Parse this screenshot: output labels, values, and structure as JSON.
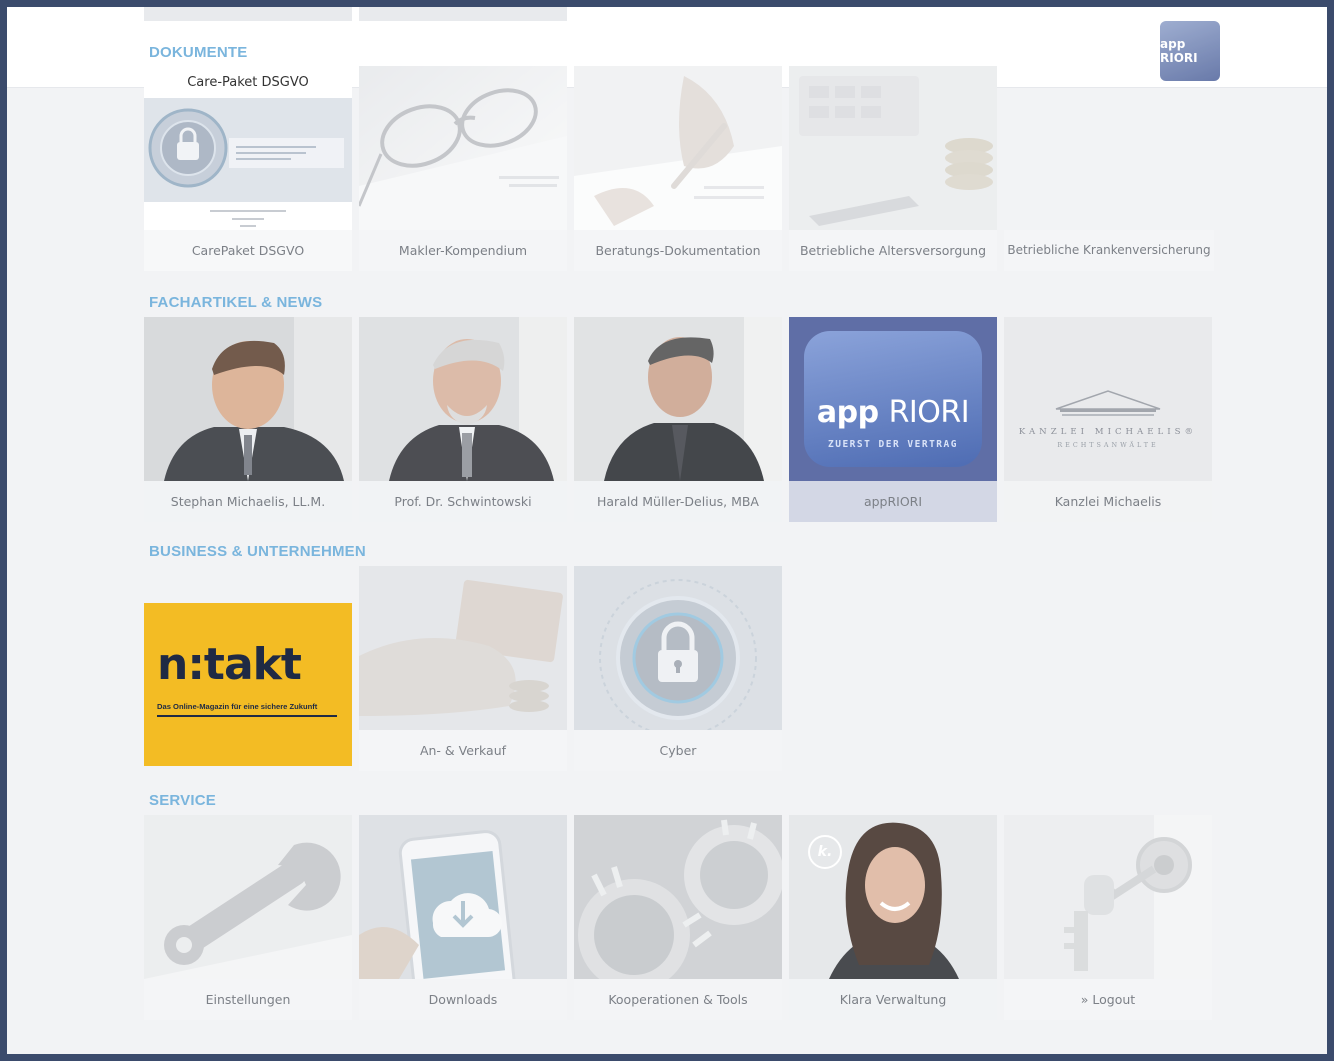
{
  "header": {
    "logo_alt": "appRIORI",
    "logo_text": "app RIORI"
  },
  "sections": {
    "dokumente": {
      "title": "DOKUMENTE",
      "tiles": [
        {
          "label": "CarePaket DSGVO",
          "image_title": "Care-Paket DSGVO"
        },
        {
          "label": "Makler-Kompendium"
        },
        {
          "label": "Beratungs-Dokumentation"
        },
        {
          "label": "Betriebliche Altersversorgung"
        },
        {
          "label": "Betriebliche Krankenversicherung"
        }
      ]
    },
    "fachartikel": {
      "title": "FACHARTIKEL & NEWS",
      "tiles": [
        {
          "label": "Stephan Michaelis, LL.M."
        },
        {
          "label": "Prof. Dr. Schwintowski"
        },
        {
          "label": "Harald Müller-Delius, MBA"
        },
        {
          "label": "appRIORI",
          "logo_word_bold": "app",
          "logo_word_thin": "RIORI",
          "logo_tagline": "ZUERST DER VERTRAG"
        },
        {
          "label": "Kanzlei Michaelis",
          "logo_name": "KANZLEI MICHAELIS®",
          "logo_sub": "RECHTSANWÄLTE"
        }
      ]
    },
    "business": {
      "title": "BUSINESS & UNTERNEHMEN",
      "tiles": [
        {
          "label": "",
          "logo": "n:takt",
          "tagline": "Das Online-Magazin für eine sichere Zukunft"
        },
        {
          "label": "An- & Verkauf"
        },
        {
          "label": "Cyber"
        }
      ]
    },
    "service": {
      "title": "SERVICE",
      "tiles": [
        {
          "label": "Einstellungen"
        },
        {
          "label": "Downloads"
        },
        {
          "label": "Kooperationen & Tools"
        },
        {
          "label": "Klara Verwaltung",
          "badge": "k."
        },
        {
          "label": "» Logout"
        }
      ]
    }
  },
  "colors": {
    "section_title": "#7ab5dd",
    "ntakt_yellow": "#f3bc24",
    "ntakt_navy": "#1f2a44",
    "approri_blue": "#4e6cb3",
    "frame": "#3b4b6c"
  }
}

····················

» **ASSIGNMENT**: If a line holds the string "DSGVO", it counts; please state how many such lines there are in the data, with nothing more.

» **SOLVED PROBLEM**: 2